Looking to hold Remington responsible for the harm caused by the defective triggers on many of its rifles, CWAG Associate Attorney General Maura Healey of Massachusetts announced that her office is leading a coalition of 14 attorneys general in urging the U.S. Court of Appeals for the Eighth Circuit to overturn a class action settlement arranged by the gun manufacturer. As reported by 60 Minutes and CNBC, more than 7.5 million Remington rifles are prone to accidentally fire without a trigger pull, a defect that already has resulted in numerous deaths and other serious bodily injuries. Despite these ongoing risks, under the settlement, fewer than 25,000 of the defective guns are expected to be repaired. In an amicus brief, the attorneys general criticize the settlement with Remington because it unfairly terminates valuable legal claims for the rifle owners while leaving consumers and the public at ongoing risk of death or injury. The brief was led by Massachusetts and joined by attorneys general from California, the District of Columbia, Hawaii, Illinois, Maine, Maryland, New Mexico, New York, Oregon, Pennsylvania, Rhode Island, Vermont and Washington.

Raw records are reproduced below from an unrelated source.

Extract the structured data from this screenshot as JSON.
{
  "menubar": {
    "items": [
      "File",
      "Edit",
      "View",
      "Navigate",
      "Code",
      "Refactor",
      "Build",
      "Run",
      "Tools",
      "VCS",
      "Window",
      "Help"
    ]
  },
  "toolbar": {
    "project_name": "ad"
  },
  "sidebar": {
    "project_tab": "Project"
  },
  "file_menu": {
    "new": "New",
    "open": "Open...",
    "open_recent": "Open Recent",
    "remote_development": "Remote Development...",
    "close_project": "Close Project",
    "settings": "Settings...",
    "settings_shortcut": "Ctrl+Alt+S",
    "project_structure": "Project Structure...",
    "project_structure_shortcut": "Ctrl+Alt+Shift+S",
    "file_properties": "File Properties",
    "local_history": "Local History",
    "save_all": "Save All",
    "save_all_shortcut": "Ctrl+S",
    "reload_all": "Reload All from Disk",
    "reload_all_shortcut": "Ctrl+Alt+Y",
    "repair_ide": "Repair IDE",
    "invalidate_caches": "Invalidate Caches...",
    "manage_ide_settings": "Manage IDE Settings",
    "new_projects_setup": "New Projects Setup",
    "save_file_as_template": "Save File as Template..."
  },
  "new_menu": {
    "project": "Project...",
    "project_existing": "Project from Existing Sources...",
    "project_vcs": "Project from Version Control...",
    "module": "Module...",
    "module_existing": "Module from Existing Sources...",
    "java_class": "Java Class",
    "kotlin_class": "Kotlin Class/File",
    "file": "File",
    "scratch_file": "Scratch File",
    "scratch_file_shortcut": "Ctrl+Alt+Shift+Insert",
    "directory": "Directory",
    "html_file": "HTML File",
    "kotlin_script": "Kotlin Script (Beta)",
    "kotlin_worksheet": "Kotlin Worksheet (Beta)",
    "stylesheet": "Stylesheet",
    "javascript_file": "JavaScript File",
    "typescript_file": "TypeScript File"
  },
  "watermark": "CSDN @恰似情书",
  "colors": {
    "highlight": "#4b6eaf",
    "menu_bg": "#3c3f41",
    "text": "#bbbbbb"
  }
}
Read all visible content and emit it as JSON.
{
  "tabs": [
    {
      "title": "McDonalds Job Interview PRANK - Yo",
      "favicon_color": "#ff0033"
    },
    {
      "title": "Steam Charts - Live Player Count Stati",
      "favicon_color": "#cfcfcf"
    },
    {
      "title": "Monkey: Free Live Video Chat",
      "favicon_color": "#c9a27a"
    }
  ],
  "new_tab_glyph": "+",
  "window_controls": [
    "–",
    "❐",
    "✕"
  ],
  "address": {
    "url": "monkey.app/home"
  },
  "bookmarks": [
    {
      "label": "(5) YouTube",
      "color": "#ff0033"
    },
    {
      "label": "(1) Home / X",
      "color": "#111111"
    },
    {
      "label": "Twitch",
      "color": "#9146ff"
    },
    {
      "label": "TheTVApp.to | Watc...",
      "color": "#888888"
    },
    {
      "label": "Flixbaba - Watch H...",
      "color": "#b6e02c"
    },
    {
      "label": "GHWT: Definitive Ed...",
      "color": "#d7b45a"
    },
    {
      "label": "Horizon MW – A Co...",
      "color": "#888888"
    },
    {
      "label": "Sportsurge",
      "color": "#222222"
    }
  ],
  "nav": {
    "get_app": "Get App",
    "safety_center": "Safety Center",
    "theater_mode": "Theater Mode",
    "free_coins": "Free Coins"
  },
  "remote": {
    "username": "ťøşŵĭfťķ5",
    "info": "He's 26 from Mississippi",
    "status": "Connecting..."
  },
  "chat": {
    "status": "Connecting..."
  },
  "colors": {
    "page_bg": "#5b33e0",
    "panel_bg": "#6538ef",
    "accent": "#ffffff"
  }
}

CWAG Attorney General Wayne Stenehjem of North Dakota
joined Attorneys General from across the country in submitting comments to the Federal Communications Commission, to urge enactment of new rules to block robocalls and caller ID spoofing. "Illegal robocalls are more than just an annoying interruption. They are easy money makers for scam artists, who use computer software not only to generate millions of calls every day but also to display a false number on the caller ID to hide their location," said Attorney General Stenehjem. In the letter, the Attorneys General urge the FCC to allow telephone service providers to block calls from unassigned and invalid numbers, and to provide assistance to people whose actual telephone number has been hijacked by scam artists spoofing the caller ID. CWAG Attorney General Tim Fox of Montana stated, "Last year, my Office of Consumer Protection fielded 2,867 complaints and inquiries regarding telephone scams; a 22 percent increase from 2015. Most of these consumer complaints involved spoofed telephone numbers, and many of them were related to the IRS scam or other scams intended to intimidate Montanans into sending money to these swindlers. It's imperative for our nation's telecommunications providers to have the ability to block illegal robocalls to protect consumers from falling victim to this kind of fraud." The attorneys general from the following states also joined the letter: Arizona, Arkansas, California, Connecticut, Delaware, Florida, Illinois, Indiana, Iowa, Kansas, Kentucky, Louisiana, Maine, Maryland, Nebraska, Nevada, New York, North Carolina, Oklahoma, Oregon, Pennsylvania, Rhode Island, Tennessee, Utah, Vermont, and Wisconsin.